With countries around the world setting goals for cutting carbon emissions, pressure is growing on the maritime industry to come up with solutions of its own.
A port in Texas and a global maritime company based in Finland are among those working on projects to address both sides of carbon dioxide capture and storage technology.
The Port of Corpus Christi announced in the fall a partnership with the Texas General Land Office to develop a massive carbon storage project using wells drilled off the Texas coast. The project could potentially sequester over 30 million tons of carbon dioxide per year, according to Jeff Pollack, chief strategy and sustainability officer for the port.
And Wartsila Corp.’s Exhaust Treatment division is working on technology to treat carbon dioxide, sulfur (SOx) and nitrogen oxides (NOx) emitted by ships and store it in tanks for delivery to carbon storage facilities on land.
Wartsila already makes scrubbers for treating SOx and selective catalytic reduction systems (SCR) that capture NOx, but the company is now looking to add carbon dioxide (CO2) treatment to that package.
It would work like this: SOx and NOx are treated with an SCR, then the gas mixture would be cooled down to about 40 degrees Celsius, according to Sigurd Jenssen, director at Wartsila Exhaust Treatment. Then it goes to an absorption tower where a solvent is used to capture CO2. Next, the CO2 is boiled off in a stripping column.
“And at the end of the process you have CO2 gas, which you then need to cool down and liquefy,” Jenssen said.
In October, Wartsila announced a partnership with Solvang ASA, a Norwegian shipping company, to retrofit one of Solvang’s ethylene carriers, the 21,000-cubic-meter Clipper Eos, with a carbon capture and storage system. Wartsila is building an installation on land with a one-megawatt engine with scrubbers, SCRs and CO2 treatment. “So we can really get as close to mimicking shipboard installation as we can,” Jenssen said. Testing is expected to start in January 2022 with installation on Clipper Eos projected to happen at the end of 2022.
Wartsila’s goal is to create a carbon treatment system that could be used in a variety of vessel classes with different degrees of carbon treatment. “We want something that is modular,” said Jenssen of the treatment units. “Because the interest we’re seeing from customers really varies from the ones who are looking to do the bare minimum, so maybe 20 percent capture rates. And then you have the companies on the other side of the spectrum wanting to capture as much as they possibly can, to be as green as possible.”
Once carbon dioxide has been treated it needs to be stored. And the Port of Corpus Christi announced a partnership last fall with the Texas General Land Office (GLO) to develop a massive carbon storage solution offshore in the Texas Coastal Bend. The port “is uniquely situated geographically and commercially to become the nation’s premier hub for carbon management, capture and storage,” Pollack said in a press release.

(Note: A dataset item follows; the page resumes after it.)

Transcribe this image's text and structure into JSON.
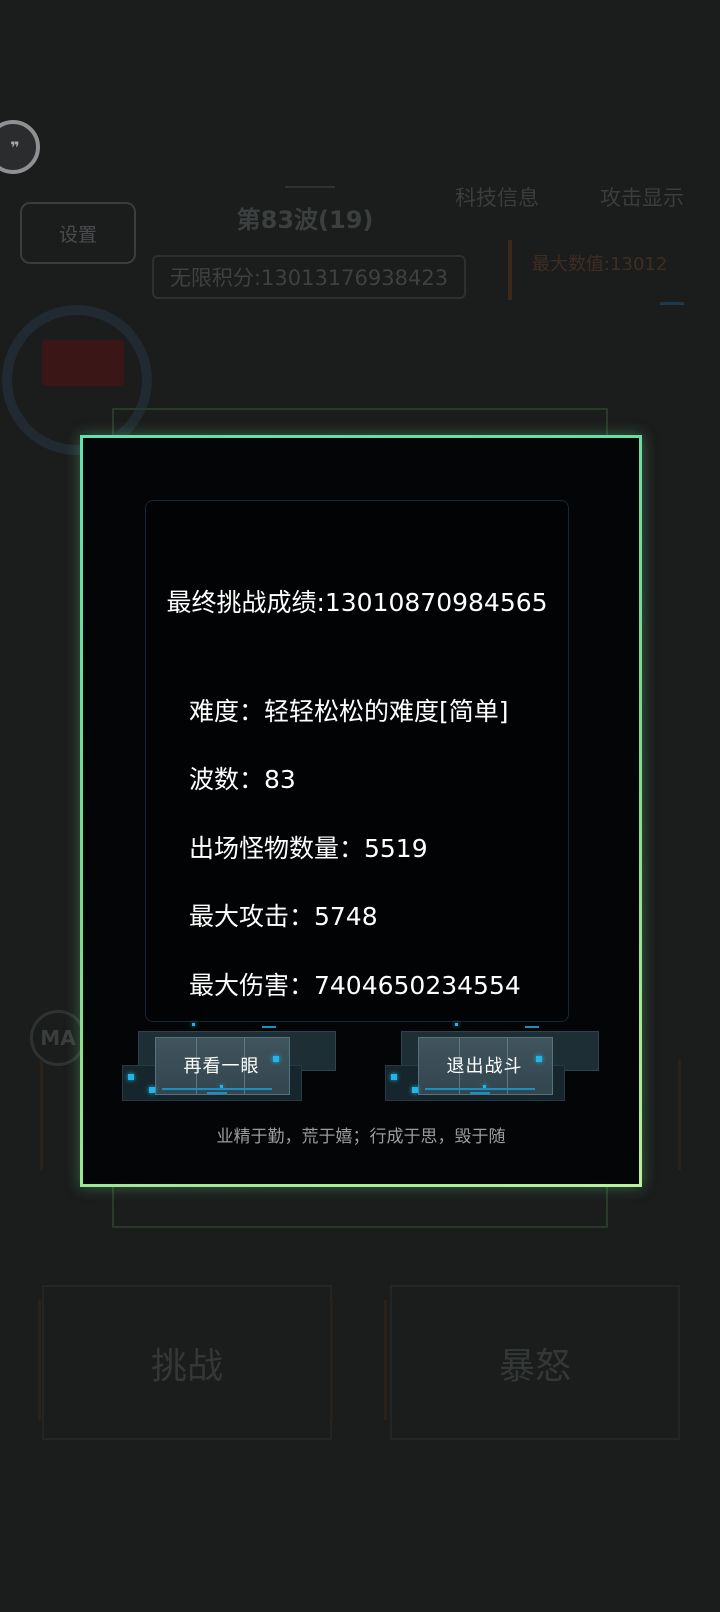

Creating carbon storage facilities would also mean developing infrastructure to transport and store the carbon dioxide from numerous industries in and around Corpus Christi.
The port owns about 30,000 acres in a combination of upland and submerged land. “So we control the entire geographic transect from our customer fence lines, our target sources, all the way out to GLO-owned offshore waters,” he said.
Carbon dioxide would be injected through wells deep underground into naturally occurring, porous rock formations where it can no longer impact the climate. “Essentially you are taking carbon dioxide, in gaseous form, and you are pressurizing it to get it into what’s called a super critical state, which is essentially a liquid, and injecting it under pressure,” said Pollack. Once underground, the carbon dioxide will remain there for thousands of years.
The state of Texas owns all submerged land within 10.3 miles of the coast, according to the Gulf Coast Carbon Center (GCCC) at the Bureau of Economic Geology of the University of Texas at Austin. The GLO administers these lands, including the sale of storage rights. This submerged land is made of thick sections of sandstones layered with shales, according to the GCCC. This geology has great potential to sequester a large quantity of CO2.
Carbon treatment plans will become essential for ports in the future.
“I absolutely see carbon management ultimately as a utility function,” Pollack said. “It will end up being a key differentiator for site selection for industrial development, and I think it at some point becomes an existential necessity for industries of a certain type, that the ports in which they operate” have a solution to carbon storage.